**TASK GOAL**. All entries need to be written out again exactly, without their pictures.

**RECORDS FOR THE TASK**.

════════════════════

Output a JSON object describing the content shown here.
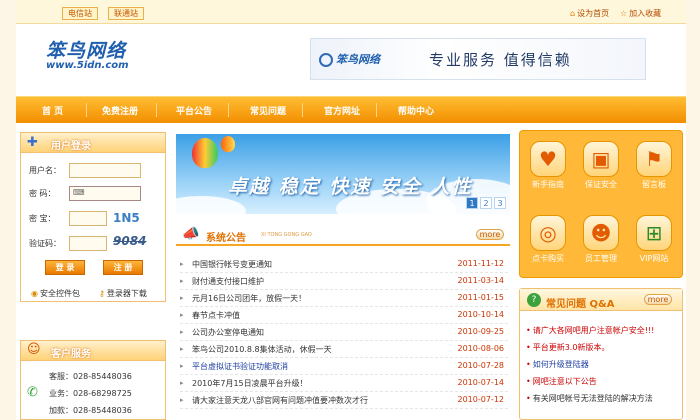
{
  "topbar": {
    "btn_call": "电信站",
    "btn_new": "联通站",
    "set_home": "设为首页",
    "add_fav": "加入收藏"
  },
  "logo": {
    "main": "笨鸟网络",
    "sub": "www.5idn.com"
  },
  "banner": {
    "logo": "笨鸟网络",
    "slogan": "专业服务   值得信赖"
  },
  "nav": [
    "首  页",
    "免费注册",
    "平台公告",
    "常见问题",
    "官方网址",
    "帮助中心"
  ],
  "login": {
    "title": "用户登录",
    "username_label": "用户名：",
    "password_label": "密  码：",
    "password_hint": "⌨",
    "secret_label": "密  宝：",
    "secret_code": "1N5",
    "captcha_label": "验证码：",
    "captcha_code": "9084",
    "login_btn": "登  录",
    "register_btn": "注  册",
    "security_plugin": "安全控件包",
    "login_download": "登录器下载"
  },
  "service": {
    "title": "客户服务",
    "lines": [
      "客服：028-85448036",
      "业务：028-68298725",
      "加款：028-85448036"
    ]
  },
  "hero": {
    "slogan": "卓越  稳定  快速  安全  人性",
    "pages": [
      "1",
      "2",
      "3"
    ]
  },
  "notice": {
    "title": "系统公告",
    "subtitle": "XI TONG GONG GAO",
    "more": "more",
    "items": [
      {
        "text": "中国银行帐号变更通知",
        "date": "2011-11-12"
      },
      {
        "text": "财付通支付接口维护",
        "date": "2011-03-14"
      },
      {
        "text": "元月16日公司团年，放假一天！",
        "date": "2011-01-15"
      },
      {
        "text": "春节点卡冲值",
        "date": "2010-10-14"
      },
      {
        "text": "公司办公室停电通知",
        "date": "2010-09-25"
      },
      {
        "text": "笨鸟公司2010.8.8集体活动，休假一天",
        "date": "2010-08-06"
      },
      {
        "text": "平台虚拟证书验证功能取消",
        "date": "2010-07-28"
      },
      {
        "text": "2010年7月15日凌晨平台升级！",
        "date": "2010-07-14"
      },
      {
        "text": "请大家注意天龙八部官网有问题冲值要冲数次才行",
        "date": "2010-07-12"
      }
    ]
  },
  "services": [
    {
      "label": "新手指南",
      "icon": "heart-icon"
    },
    {
      "label": "保证安全",
      "icon": "safe-icon"
    },
    {
      "label": "留言板",
      "icon": "flag-icon"
    },
    {
      "label": "点卡购买",
      "icon": "coins-icon"
    },
    {
      "label": "员工管理",
      "icon": "staff-icon"
    },
    {
      "label": "VIP网站",
      "icon": "network-icon"
    }
  ],
  "faq": {
    "title": "常见问题 Q&A",
    "more": "more",
    "items": [
      {
        "text": "请广大各网吧用户注意帐户安全!!!",
        "color": "#cc0000"
      },
      {
        "text": "平台更新3.0新版本。",
        "color": "#cc0000"
      },
      {
        "text": "如何升级登陆器",
        "color": "#2040a0"
      },
      {
        "text": "网吧注意以下公告",
        "color": "#cc0000"
      },
      {
        "text": "有关网吧帐号无法登陆的解决方法",
        "color": "#333333"
      }
    ]
  }
}
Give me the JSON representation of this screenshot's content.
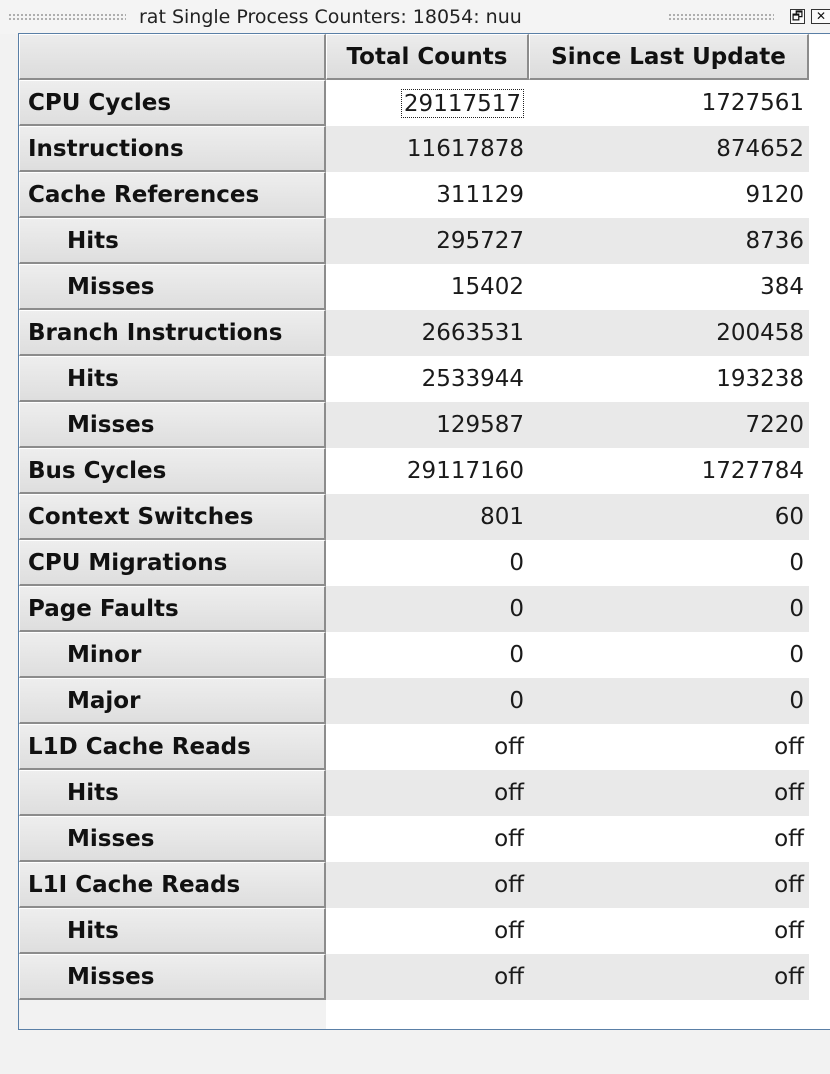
{
  "window": {
    "title": "rat Single Process Counters: 18054: nuu",
    "restore_glyph": "🗗",
    "close_glyph": "✕"
  },
  "table": {
    "columns": [
      "",
      "Total Counts",
      "Since Last Update"
    ],
    "rows": [
      {
        "label": "CPU Cycles",
        "indent": false,
        "total": "29117517",
        "since": "1727561"
      },
      {
        "label": "Instructions",
        "indent": false,
        "total": "11617878",
        "since": "874652"
      },
      {
        "label": "Cache References",
        "indent": false,
        "total": "311129",
        "since": "9120"
      },
      {
        "label": "Hits",
        "indent": true,
        "total": "295727",
        "since": "8736"
      },
      {
        "label": "Misses",
        "indent": true,
        "total": "15402",
        "since": "384"
      },
      {
        "label": "Branch Instructions",
        "indent": false,
        "total": "2663531",
        "since": "200458"
      },
      {
        "label": "Hits",
        "indent": true,
        "total": "2533944",
        "since": "193238"
      },
      {
        "label": "Misses",
        "indent": true,
        "total": "129587",
        "since": "7220"
      },
      {
        "label": "Bus Cycles",
        "indent": false,
        "total": "29117160",
        "since": "1727784"
      },
      {
        "label": "Context Switches",
        "indent": false,
        "total": "801",
        "since": "60"
      },
      {
        "label": "CPU Migrations",
        "indent": false,
        "total": "0",
        "since": "0"
      },
      {
        "label": "Page Faults",
        "indent": false,
        "total": "0",
        "since": "0"
      },
      {
        "label": "Minor",
        "indent": true,
        "total": "0",
        "since": "0"
      },
      {
        "label": "Major",
        "indent": true,
        "total": "0",
        "since": "0"
      },
      {
        "label": "L1D Cache Reads",
        "indent": false,
        "total": "off",
        "since": "off"
      },
      {
        "label": "Hits",
        "indent": true,
        "total": "off",
        "since": "off"
      },
      {
        "label": "Misses",
        "indent": true,
        "total": "off",
        "since": "off"
      },
      {
        "label": "L1I Cache Reads",
        "indent": false,
        "total": "off",
        "since": "off"
      },
      {
        "label": "Hits",
        "indent": true,
        "total": "off",
        "since": "off"
      },
      {
        "label": "Misses",
        "indent": true,
        "total": "off",
        "since": "off"
      }
    ]
  }
}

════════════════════

**RESPONSE BELOW**.
Output a JSON object describing the content shown here.
{
  "topbar": {
    "btn_call": "电信站",
    "btn_new": "联通站",
    "set_home": "设为首页",
    "add_fav": "加入收藏"
  },
  "logo": {
    "main": "笨鸟网络",
    "sub": "www.5idn.com"
  },
  "banner": {
    "logo": "笨鸟网络",
    "slogan": "专业服务   值得信赖"
  },
  "nav": [
    "首  页",
    "免费注册",
    "平台公告",
    "常见问题",
    "官方网址",
    "帮助中心"
  ],
  "login": {
    "title": "用户登录",
    "username_label": "用户名：",
    "password_label": "密  码：",
    "password_hint": "⌨",
    "secret_label": "密  宝：",
    "secret_code": "1N5",
    "captcha_label": "验证码：",
    "captcha_code": "9084",
    "login_btn": "登  录",
    "register_btn": "注  册",
    "security_plugin": "安全控件包",
    "login_download": "登录器下载"
  },
  "service": {
    "title": "客户服务",
    "lines": [
      "客服：028-85448036",
      "业务：028-68298725",
      "加款：028-85448036"
    ]
  },
  "hero": {
    "slogan": "卓越  稳定  快速  安全  人性",
    "pages": [
      "1",
      "2",
      "3"
    ]
  },
  "notice": {
    "title": "系统公告",
    "subtitle": "XI TONG GONG GAO",
    "more": "more",
    "items": [
      {
        "text": "中国银行帐号变更通知",
        "date": "2011-11-12"
      },
      {
        "text": "财付通支付接口维护",
        "date": "2011-03-14"
      },
      {
        "text": "元月16日公司团年，放假一天！",
        "date": "2011-01-15"
      },
      {
        "text": "春节点卡冲值",
        "date": "2010-10-14"
      },
      {
        "text": "公司办公室停电通知",
        "date": "2010-09-25"
      },
      {
        "text": "笨鸟公司2010.8.8集体活动，休假一天",
        "date": "2010-08-06"
      },
      {
        "text": "平台虚拟证书验证功能取消",
        "date": "2010-07-28"
      },
      {
        "text": "2010年7月15日凌晨平台升级！",
        "date": "2010-07-14"
      },
      {
        "text": "请大家注意天龙八部官网有问题冲值要冲数次才行",
        "date": "2010-07-12"
      }
    ]
  },
  "services": [
    {
      "label": "新手指南",
      "icon": "heart-icon"
    },
    {
      "label": "保证安全",
      "icon": "safe-icon"
    },
    {
      "label": "留言板",
      "icon": "flag-icon"
    },
    {
      "label": "点卡购买",
      "icon": "coins-icon"
    },
    {
      "label": "员工管理",
      "icon": "staff-icon"
    },
    {
      "label": "VIP网站",
      "icon": "network-icon"
    }
  ],
  "faq": {
    "title": "常见问题 Q&A",
    "more": "more",
    "items": [
      {
        "text": "请广大各网吧用户注意帐户安全!!!",
        "color": "#cc0000"
      },
      {
        "text": "平台更新3.0新版本。",
        "color": "#cc0000"
      },
      {
        "text": "如何升级登陆器",
        "color": "#2040a0"
      },
      {
        "text": "网吧注意以下公告",
        "color": "#cc0000"
      },
      {
        "text": "有关网吧帐号无法登陆的解决方法",
        "color": "#333333"
      }
    ]
  }
}
Give me the JSON representation of this screenshot's content.
{
  "window": {
    "title": "rat Single Process Counters: 18054: nuu",
    "restore_glyph": "🗗",
    "close_glyph": "✕"
  },
  "table": {
    "columns": [
      "",
      "Total Counts",
      "Since Last Update"
    ],
    "rows": [
      {
        "label": "CPU Cycles",
        "indent": false,
        "total": "29117517",
        "since": "1727561"
      },
      {
        "label": "Instructions",
        "indent": false,
        "total": "11617878",
        "since": "874652"
      },
      {
        "label": "Cache References",
        "indent": false,
        "total": "311129",
        "since": "9120"
      },
      {
        "label": "Hits",
        "indent": true,
        "total": "295727",
        "since": "8736"
      },
      {
        "label": "Misses",
        "indent": true,
        "total": "15402",
        "since": "384"
      },
      {
        "label": "Branch Instructions",
        "indent": false,
        "total": "2663531",
        "since": "200458"
      },
      {
        "label": "Hits",
        "indent": true,
        "total": "2533944",
        "since": "193238"
      },
      {
        "label": "Misses",
        "indent": true,
        "total": "129587",
        "since": "7220"
      },
      {
        "label": "Bus Cycles",
        "indent": false,
        "total": "29117160",
        "since": "1727784"
      },
      {
        "label": "Context Switches",
        "indent": false,
        "total": "801",
        "since": "60"
      },
      {
        "label": "CPU Migrations",
        "indent": false,
        "total": "0",
        "since": "0"
      },
      {
        "label": "Page Faults",
        "indent": false,
        "total": "0",
        "since": "0"
      },
      {
        "label": "Minor",
        "indent": true,
        "total": "0",
        "since": "0"
      },
      {
        "label": "Major",
        "indent": true,
        "total": "0",
        "since": "0"
      },
      {
        "label": "L1D Cache Reads",
        "indent": false,
        "total": "off",
        "since": "off"
      },
      {
        "label": "Hits",
        "indent": true,
        "total": "off",
        "since": "off"
      },
      {
        "label": "Misses",
        "indent": true,
        "total": "off",
        "since": "off"
      },
      {
        "label": "L1I Cache Reads",
        "indent": false,
        "total": "off",
        "since": "off"
      },
      {
        "label": "Hits",
        "indent": true,
        "total": "off",
        "since": "off"
      },
      {
        "label": "Misses",
        "indent": true,
        "total": "off",
        "since": "off"
      }
    ]
  }
}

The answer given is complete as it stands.